care about

care about (someone or something)

1. To have a strong feeling of love or affection for someone or something; to cherish someone or something. Can be used in the negative to mean the opposite. There is nothing I care about more than my children. Yeah, I loved that doll when I was three, but I don't care about it anymore, so feel free to sell it at the garage sale.
2. To be interested in or concerned about someone or something. Often used in the negative to mean the opposite. Rachel clearly doesn't care about us because she just does whatever she wants, no matter how selfish it is. He keeps getting parking tickets because he doesn't care about signs or restrictions posted on the street.
See also: care
Farlex Dictionary of Idioms. © 2015 Farlex, Inc, all rights reserved.

care about someone or something

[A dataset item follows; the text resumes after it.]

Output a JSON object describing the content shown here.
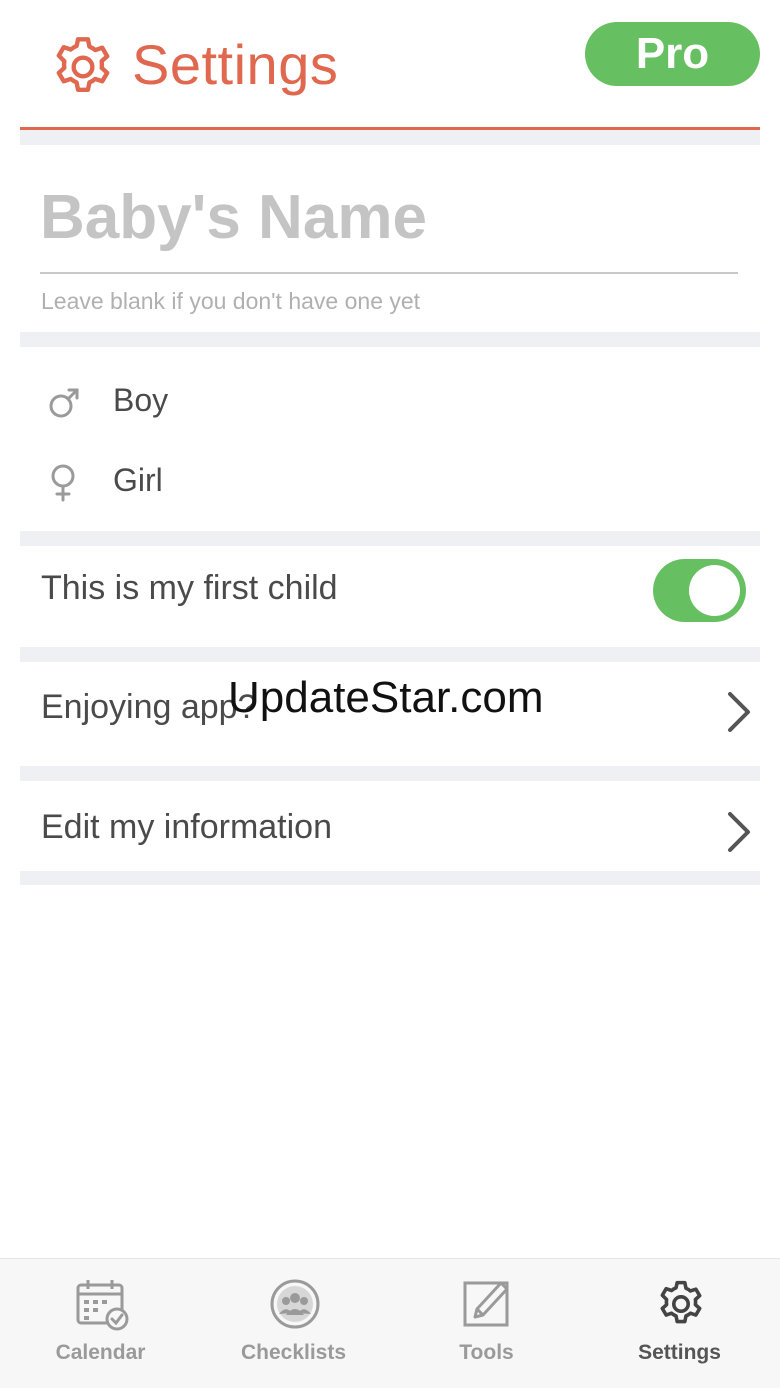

1. to hold someone or something dear; to prize someone or something. I really care about you. I care very much about my family.
2. to have even minimal regard for someone or something. (Does not imply any of the tender feelings expressed in {1}.) Don't you care about animals? I care about what happens in Washington.
See also: care
McGraw-Hill Dictionary of American Idioms and Phrasal Verbs. © 2002 by The McGraw-Hill Companies, Inc.
See also:
References in classic literature ?
'He don't seem to care about his dress,' thought Tom, 'and yet how capitally he does it.
'Madam, I do not question you do your part honestly, but what those people do afterwards is the main question'; and she stopped my mouth again with saying that she took the utmost care about it.
However, if we truly care about that issue, we could mount a parallel effort to require payment of a living wage so that no one but laggards need live in poverty.
"Providers had concerns under traditional managed care about plans disrupting the patient-physician relationships that they believe are critical to high levels of care.
But purchasers of health care usually don't know, and often don't care about its quality, and so private health-care providers can't increase their incomes by offering it.
Ultimately, health plans and integrated systems would be caring for a defined population with an incentive to care about the health and wellness of that population.
They alone are fueled by the passion and urgency that results from living with the effects of illness, or seeing those they care about suffer.
Kassirer succinctly summarizes this admonition: "These companies can survive, if (they) show that they care about more than profits, that they do not skimp on care, that they support their just share of teaching, research, and the care of the poor, that they no longer muzzle physicians, and that they offer something special (including controlling costs) by managing care." (3)